Under the guise of “restoring trust” between communities and police departments that have been militarized by the federal government, the Obama administration’s Justice Department announced this month that it had selected six U.S. cities to serve as pilot sites, to develop and deploy federal guidance for local police to create better procedures, reduce racial bias, and regain citizens’ trust.
The plan, which is controversial because it is line with Obama administration goals to further nationalize and federalize local law enforcement, has been officially dubbed the “National Initiative for Building Community Trust and Justice.” It will use U.S. taxpayer dollars to deploy “experts” and “researchers” charged with training officers to act in a manner that the DOJ deems just — in essence doing the bidding of the Obama administration. Officially, the Justice Department will be helping local officials “fight crime” under the scheme, according to news reports.
Initially, the program, which will cost American taxpayers almost $5 million, will aim to “assess” the relationship between local police and the communities they serve. Then, the DOJ squads will work to develop plans supposedly aimed at enhancing “procedural justice,” reducing bias, and supporting “reconciliation in communities where trust has been eroded,” the Justice Department said in a statement announcing the plan.

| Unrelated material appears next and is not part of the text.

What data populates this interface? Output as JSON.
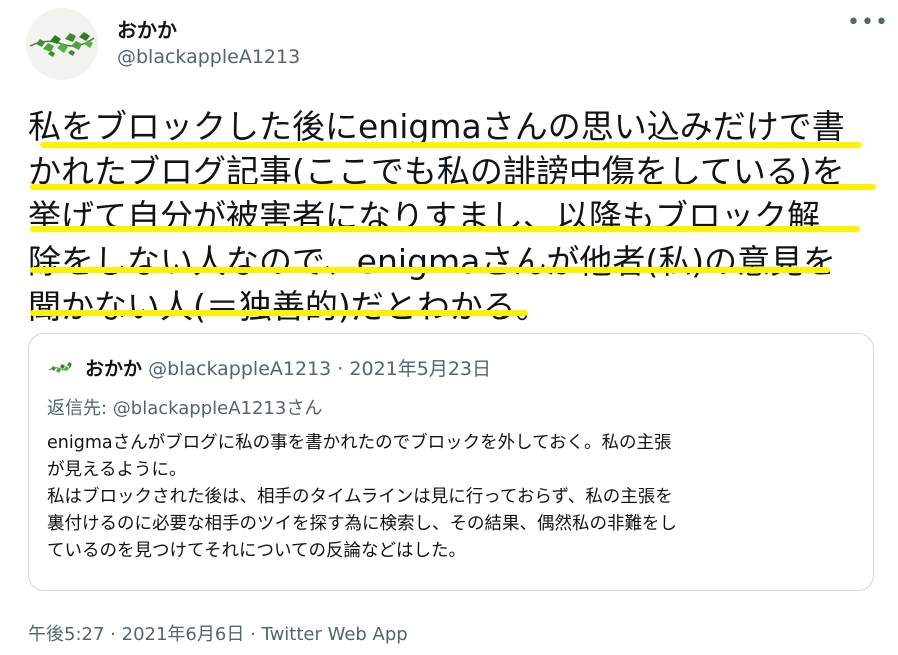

The first six cities to be targeted as pilot sites will be Birmingham, Alabama; Fort Worth, Texas; Gary, Indiana; Minneapolis, Minnesota; Pittsburgh, Pennsylvania; and Stockton, California. Fort Worth Mayor Betsy Price described the program as “a tool to strengthen our partnership with the justice system.” However, other police departments are also in the cross hairs. According to the official announcement, an unspecified number of “police departments and communities that are not pilot sites” will also be targeted for more DOJ “training” and “technical assistance.”